#### EXERCISE BRIEF
Exact reproduction of every entry is required.

[Dataset rows for apps and sites]
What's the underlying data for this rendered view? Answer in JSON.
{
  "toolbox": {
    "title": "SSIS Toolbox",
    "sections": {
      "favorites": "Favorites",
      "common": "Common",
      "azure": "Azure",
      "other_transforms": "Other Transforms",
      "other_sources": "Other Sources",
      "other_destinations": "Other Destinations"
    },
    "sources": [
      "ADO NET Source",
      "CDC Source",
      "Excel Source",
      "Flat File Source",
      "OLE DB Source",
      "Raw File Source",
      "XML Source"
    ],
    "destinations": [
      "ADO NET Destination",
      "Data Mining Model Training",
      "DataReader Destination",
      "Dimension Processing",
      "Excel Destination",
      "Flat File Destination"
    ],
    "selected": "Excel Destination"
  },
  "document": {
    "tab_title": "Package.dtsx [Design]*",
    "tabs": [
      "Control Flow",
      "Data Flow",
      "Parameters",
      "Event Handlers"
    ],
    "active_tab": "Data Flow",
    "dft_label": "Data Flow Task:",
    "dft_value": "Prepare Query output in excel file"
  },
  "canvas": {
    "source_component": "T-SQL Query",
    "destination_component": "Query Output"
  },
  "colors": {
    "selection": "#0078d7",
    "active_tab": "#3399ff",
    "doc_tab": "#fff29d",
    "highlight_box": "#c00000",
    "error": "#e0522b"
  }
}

#### EXERCISE ANSWER
What's the underlying data for this rendered view? Answer in JSON.
{
  "toolbox": {
    "title": "SSIS Toolbox",
    "sections": {
      "favorites": "Favorites",
      "common": "Common",
      "azure": "Azure",
      "other_transforms": "Other Transforms",
      "other_sources": "Other Sources",
      "other_destinations": "Other Destinations"
    },
    "sources": [
      "ADO NET Source",
      "CDC Source",
      "Excel Source",
      "Flat File Source",
      "OLE DB Source",
      "Raw File Source",
      "XML Source"
    ],
    "destinations": [
      "ADO NET Destination",
      "Data Mining Model Training",
      "DataReader Destination",
      "Dimension Processing",
      "Excel Destination",
      "Flat File Destination"
    ],
    "selected": "Excel Destination"
  },
  "document": {
    "tab_title": "Package.dtsx [Design]*",
    "tabs": [
      "Control Flow",
      "Data Flow",
      "Parameters",
      "Event Handlers"
    ],
    "active_tab": "Data Flow",
    "dft_label": "Data Flow Task:",
    "dft_value": "Prepare Query output in excel file"
  },
  "canvas": {
    "source_component": "T-SQL Query",
    "destination_component": "Query Output"
  },
  "colors": {
    "selection": "#0078d7",
    "active_tab": "#3399ff",
    "doc_tab": "#fff29d",
    "highlight_box": "#c00000",
    "error": "#e0522b"
  }
}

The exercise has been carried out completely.